It was absolutely outstanding. Murray noted that was akin to indulging in a very good Port after dinner. It felt so good in the mouth and the complexity of flavors was heavenly. All we needed was some good dark chocolate and it would have been complete. Note: Alan, the only non-beer drinking Australian I know, you would enjoy this “beer” – it really goes well beyond beer, We shared a glass with Tiffani, I hope the management won’t frown on her sharing a bit of this fantastic bottle!

A quick google search for the best barrel aged Imperial Stouts showed the Firestone Walker’s Parabola in first place amongst the voters and Goose Island from Chicago holding down the second place spot. I need to contact my nephew in Chicago to see if he can score a bottle or two for me!

I am drinking a test bottle of the Imperial Stout I brewed about 4 months ago. It is pretty tasty but will benefit from a few more months in the bottle. I will rack my Cinderella Pumpkin Ale to the secondary tomorrow. I have high expectations of this brew. Reading beer mags during the past week I discovered a brewing technique that I want to explore….. SmaSh brewing……single malt, single hop with a variation of maybe a single specialty grain…..could be an interesting experiment!

My young Imperial Stout - yum but has some time to go!

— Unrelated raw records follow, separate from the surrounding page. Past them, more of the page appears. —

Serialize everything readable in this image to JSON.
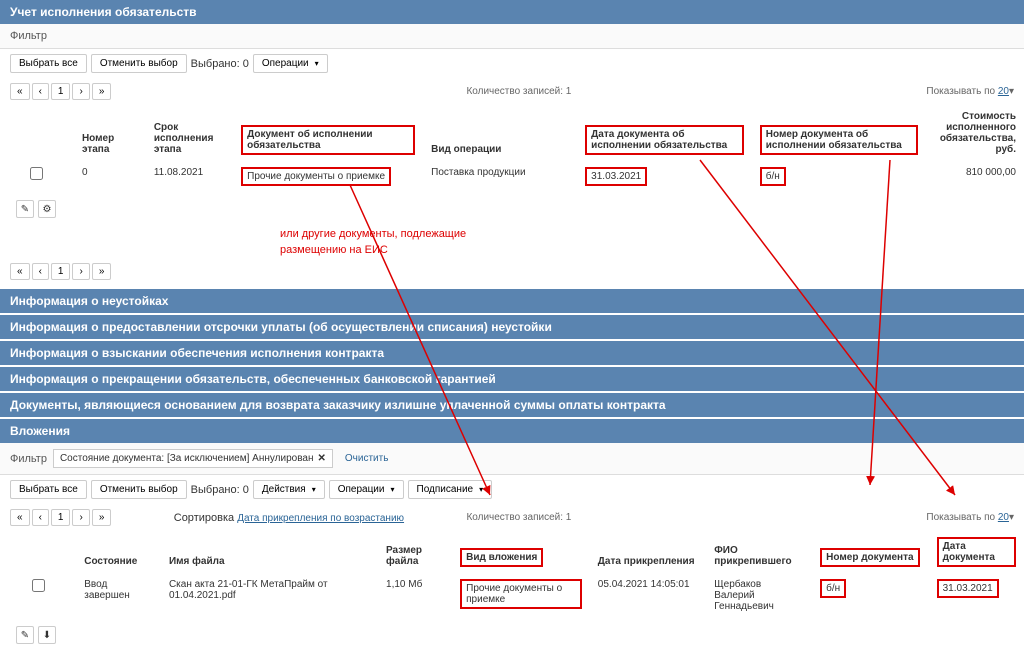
{
  "section1": {
    "title": "Учет исполнения обязательств",
    "filter_label": "Фильтр",
    "select_all": "Выбрать все",
    "deselect_all": "Отменить выбор",
    "selected_label": "Выбрано: 0",
    "operations": "Операции",
    "count_text": "Количество записей: 1",
    "show_label": "Показывать по",
    "show_count": "20",
    "headers": {
      "stage_num": "Номер этапа",
      "stage_date": "Срок исполнения этапа",
      "doc_exec": "Документ об исполнении обязательства",
      "op_type": "Вид операции",
      "doc_date": "Дата документа об исполнении обязательства",
      "doc_num": "Номер документа об исполнении обязательства",
      "cost": "Стоимость исполненного обязательства, руб."
    },
    "row": {
      "stage_num": "0",
      "stage_date": "11.08.2021",
      "doc_exec": "Прочие документы о приемке",
      "op_type": "Поставка продукции",
      "doc_date": "31.03.2021",
      "doc_num": "б/н",
      "cost": "810 000,00"
    },
    "annotation1": "или другие документы, подлежащие",
    "annotation2": "размещению на ЕИС"
  },
  "sections": {
    "penalty": "Информация о неустойках",
    "deferral": "Информация о предоставлении отсрочки уплаты (об осуществлении списания) неустойки",
    "collection": "Информация о взыскании обеспечения исполнения контракта",
    "termination": "Информация о прекращении обязательств, обеспеченных банковской гарантией",
    "refund": "Документы, являющиеся основанием для возврата заказчику излишне уплаченной суммы оплаты контракта"
  },
  "attachments": {
    "title": "Вложения",
    "filter_label": "Фильтр",
    "chip_label": "Состояние документа: [За исключением] Аннулирован",
    "clear": "Очистить",
    "select_all": "Выбрать все",
    "deselect_all": "Отменить выбор",
    "selected_label": "Выбрано: 0",
    "actions": "Действия",
    "operations": "Операции",
    "signing": "Подписание",
    "sort_label": "Сортировка",
    "sort_value": "Дата прикрепления по возрастанию",
    "count_text": "Количество записей: 1",
    "show_label": "Показывать по",
    "show_count": "20",
    "headers": {
      "state": "Состояние",
      "filename": "Имя файла",
      "filesize": "Размер файла",
      "attach_type": "Вид вложения",
      "attach_date": "Дата прикрепления",
      "attached_by": "ФИО прикрепившего",
      "doc_num": "Номер документа",
      "doc_date": "Дата документа"
    },
    "row": {
      "state": "Ввод завершен",
      "filename": "Скан акта 21-01-ГК МетаПрайм от 01.04.2021.pdf",
      "filesize": "1,10 Мб",
      "attach_type": "Прочие документы о приемке",
      "attach_date": "05.04.2021 14:05:01",
      "attached_by": "Щербаков Валерий Геннадьевич",
      "doc_num": "б/н",
      "doc_date": "31.03.2021"
    }
  }
}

My young Imperial Stout – yum but has some time to go!

TTFN

Drink Local and Drink Responsibly!

Bishop